(Task to complete): For each line in the data below that has the word "安装形式", copy that line.

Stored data
____

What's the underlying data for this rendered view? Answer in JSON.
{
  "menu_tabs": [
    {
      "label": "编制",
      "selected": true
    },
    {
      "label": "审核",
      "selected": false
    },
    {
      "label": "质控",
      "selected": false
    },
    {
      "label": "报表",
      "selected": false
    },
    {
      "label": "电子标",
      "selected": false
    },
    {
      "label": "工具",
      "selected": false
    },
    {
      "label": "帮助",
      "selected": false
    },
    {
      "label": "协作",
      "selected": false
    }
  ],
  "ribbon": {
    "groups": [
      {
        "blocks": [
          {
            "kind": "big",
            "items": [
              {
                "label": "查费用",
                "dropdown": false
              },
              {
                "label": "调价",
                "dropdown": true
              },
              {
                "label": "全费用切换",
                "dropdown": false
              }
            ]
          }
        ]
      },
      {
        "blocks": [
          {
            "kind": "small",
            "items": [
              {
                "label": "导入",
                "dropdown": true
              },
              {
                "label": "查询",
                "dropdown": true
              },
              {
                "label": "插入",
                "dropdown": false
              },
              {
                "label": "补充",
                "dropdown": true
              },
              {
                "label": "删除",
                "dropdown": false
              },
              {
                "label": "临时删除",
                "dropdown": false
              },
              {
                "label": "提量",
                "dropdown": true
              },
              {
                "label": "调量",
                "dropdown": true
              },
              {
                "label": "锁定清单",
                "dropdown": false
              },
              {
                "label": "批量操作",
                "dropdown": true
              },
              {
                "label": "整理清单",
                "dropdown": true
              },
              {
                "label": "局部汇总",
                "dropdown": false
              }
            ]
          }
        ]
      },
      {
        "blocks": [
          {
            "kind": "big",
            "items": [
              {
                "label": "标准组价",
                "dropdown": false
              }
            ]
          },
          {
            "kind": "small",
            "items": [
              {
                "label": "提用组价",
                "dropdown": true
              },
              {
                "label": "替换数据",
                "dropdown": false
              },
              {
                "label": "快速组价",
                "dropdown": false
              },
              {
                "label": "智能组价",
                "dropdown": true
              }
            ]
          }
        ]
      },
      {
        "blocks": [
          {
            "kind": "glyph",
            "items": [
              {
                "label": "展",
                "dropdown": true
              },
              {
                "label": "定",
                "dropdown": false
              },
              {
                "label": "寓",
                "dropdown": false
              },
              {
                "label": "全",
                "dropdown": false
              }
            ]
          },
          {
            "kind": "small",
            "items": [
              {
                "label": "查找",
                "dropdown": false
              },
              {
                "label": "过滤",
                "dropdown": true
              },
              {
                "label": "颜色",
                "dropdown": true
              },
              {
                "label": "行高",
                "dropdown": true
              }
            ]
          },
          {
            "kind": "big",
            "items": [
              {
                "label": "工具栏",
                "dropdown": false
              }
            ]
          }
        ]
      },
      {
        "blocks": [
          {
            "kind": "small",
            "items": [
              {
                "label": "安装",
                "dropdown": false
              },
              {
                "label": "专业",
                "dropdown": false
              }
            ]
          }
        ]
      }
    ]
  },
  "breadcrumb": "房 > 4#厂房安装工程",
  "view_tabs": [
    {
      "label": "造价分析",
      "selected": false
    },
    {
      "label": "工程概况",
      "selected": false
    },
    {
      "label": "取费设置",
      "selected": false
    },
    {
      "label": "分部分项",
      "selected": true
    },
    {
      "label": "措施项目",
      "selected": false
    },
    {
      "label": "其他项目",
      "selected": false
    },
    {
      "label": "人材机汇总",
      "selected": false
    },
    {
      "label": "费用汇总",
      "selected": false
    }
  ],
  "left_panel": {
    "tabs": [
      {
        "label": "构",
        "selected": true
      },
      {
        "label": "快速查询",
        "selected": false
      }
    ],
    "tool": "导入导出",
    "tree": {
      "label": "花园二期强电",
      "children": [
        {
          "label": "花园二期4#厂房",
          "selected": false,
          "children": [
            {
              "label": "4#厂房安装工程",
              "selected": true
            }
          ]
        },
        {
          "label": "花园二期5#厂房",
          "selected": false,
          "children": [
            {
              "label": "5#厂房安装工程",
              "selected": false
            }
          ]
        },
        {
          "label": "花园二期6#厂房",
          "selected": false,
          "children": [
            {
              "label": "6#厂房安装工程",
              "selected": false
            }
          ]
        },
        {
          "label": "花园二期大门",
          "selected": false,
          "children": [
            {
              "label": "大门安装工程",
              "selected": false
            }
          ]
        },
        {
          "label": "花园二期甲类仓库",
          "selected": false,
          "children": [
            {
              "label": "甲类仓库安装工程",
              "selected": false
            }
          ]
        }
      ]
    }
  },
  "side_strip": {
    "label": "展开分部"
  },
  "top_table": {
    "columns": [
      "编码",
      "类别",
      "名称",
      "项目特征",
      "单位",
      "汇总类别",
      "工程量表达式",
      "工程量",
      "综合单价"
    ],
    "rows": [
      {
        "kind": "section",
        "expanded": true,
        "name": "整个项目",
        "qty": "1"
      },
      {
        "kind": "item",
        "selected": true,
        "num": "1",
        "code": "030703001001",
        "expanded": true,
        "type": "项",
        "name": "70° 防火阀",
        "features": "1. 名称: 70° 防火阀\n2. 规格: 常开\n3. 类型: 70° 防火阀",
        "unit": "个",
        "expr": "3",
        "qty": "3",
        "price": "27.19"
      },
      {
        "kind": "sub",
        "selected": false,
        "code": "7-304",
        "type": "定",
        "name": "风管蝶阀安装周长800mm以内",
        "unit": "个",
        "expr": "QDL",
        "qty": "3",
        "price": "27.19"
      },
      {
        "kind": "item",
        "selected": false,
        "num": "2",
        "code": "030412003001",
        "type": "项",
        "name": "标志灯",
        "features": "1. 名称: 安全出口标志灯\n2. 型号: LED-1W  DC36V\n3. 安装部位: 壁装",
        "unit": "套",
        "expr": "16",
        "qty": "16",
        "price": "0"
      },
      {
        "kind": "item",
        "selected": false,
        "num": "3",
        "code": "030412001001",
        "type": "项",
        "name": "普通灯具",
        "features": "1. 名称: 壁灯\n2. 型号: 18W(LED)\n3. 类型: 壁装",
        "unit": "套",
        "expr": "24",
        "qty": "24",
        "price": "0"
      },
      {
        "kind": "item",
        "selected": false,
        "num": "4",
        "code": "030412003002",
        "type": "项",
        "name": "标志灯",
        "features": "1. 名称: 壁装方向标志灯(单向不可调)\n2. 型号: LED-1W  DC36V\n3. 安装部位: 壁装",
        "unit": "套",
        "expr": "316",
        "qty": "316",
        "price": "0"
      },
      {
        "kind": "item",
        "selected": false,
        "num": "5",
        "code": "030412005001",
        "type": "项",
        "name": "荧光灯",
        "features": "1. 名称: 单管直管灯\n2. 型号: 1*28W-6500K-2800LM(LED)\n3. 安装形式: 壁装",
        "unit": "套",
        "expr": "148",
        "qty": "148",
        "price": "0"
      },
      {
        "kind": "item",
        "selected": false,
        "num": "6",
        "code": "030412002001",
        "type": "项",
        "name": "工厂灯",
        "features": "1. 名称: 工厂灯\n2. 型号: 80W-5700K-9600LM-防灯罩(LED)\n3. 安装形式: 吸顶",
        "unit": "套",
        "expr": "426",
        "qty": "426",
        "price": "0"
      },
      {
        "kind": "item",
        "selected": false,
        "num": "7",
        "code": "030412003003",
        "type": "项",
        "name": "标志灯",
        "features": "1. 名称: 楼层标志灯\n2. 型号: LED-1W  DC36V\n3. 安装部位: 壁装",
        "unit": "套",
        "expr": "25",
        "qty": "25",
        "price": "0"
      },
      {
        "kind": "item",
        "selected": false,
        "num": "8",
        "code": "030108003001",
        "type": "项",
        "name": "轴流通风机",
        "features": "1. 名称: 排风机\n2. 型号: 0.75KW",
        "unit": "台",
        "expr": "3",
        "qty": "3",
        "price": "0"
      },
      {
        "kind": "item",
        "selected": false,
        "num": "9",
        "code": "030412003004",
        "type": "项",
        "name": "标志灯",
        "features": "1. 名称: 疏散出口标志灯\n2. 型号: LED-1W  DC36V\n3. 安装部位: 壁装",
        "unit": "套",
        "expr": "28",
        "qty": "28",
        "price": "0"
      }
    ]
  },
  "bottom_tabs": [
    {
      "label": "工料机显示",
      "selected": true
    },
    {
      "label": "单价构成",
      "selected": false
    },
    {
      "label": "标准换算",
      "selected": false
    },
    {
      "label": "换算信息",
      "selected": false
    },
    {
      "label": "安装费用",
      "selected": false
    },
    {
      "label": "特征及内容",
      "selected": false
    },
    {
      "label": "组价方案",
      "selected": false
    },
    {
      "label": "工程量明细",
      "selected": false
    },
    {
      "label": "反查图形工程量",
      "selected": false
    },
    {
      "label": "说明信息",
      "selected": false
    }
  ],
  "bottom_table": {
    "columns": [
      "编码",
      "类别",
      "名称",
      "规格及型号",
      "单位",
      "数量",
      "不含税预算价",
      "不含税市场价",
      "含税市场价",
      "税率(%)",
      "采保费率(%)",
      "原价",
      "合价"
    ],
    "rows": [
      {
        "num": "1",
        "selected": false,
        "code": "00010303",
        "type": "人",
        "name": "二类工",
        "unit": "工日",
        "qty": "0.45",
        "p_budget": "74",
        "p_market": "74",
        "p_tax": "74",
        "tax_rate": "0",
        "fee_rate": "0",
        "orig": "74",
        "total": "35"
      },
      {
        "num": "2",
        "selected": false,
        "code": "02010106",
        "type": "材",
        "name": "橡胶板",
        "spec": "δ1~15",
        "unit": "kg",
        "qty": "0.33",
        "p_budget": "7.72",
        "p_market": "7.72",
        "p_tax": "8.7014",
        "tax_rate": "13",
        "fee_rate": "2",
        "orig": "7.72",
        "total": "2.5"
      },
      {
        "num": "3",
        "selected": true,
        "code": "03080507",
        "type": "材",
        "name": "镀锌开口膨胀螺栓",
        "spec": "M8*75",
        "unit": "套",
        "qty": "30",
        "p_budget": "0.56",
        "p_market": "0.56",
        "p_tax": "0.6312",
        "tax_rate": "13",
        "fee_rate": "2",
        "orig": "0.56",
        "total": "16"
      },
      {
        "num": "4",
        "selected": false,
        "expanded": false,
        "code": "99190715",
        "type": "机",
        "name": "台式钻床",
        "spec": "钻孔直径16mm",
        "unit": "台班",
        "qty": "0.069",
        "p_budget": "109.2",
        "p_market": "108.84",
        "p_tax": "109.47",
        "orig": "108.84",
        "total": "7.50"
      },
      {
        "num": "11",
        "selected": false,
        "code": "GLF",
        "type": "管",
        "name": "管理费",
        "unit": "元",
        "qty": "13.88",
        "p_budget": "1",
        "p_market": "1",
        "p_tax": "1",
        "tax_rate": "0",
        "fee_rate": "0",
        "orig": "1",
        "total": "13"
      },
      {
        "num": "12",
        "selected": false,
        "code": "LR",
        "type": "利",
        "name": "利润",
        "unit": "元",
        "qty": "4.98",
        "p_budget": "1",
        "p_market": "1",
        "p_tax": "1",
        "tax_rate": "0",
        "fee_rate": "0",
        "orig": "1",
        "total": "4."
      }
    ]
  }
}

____

(Exercise result):
        "features": "1. 名称: 单管直管灯\n2. 型号: 1*28W-6500K-2800LM(LED)\n3. 安装形式: 壁装",
        "features": "1. 名称: 工厂灯\n2. 型号: 80W-5700K-9600LM-防灯罩(LED)\n3. 安装形式: 吸顶",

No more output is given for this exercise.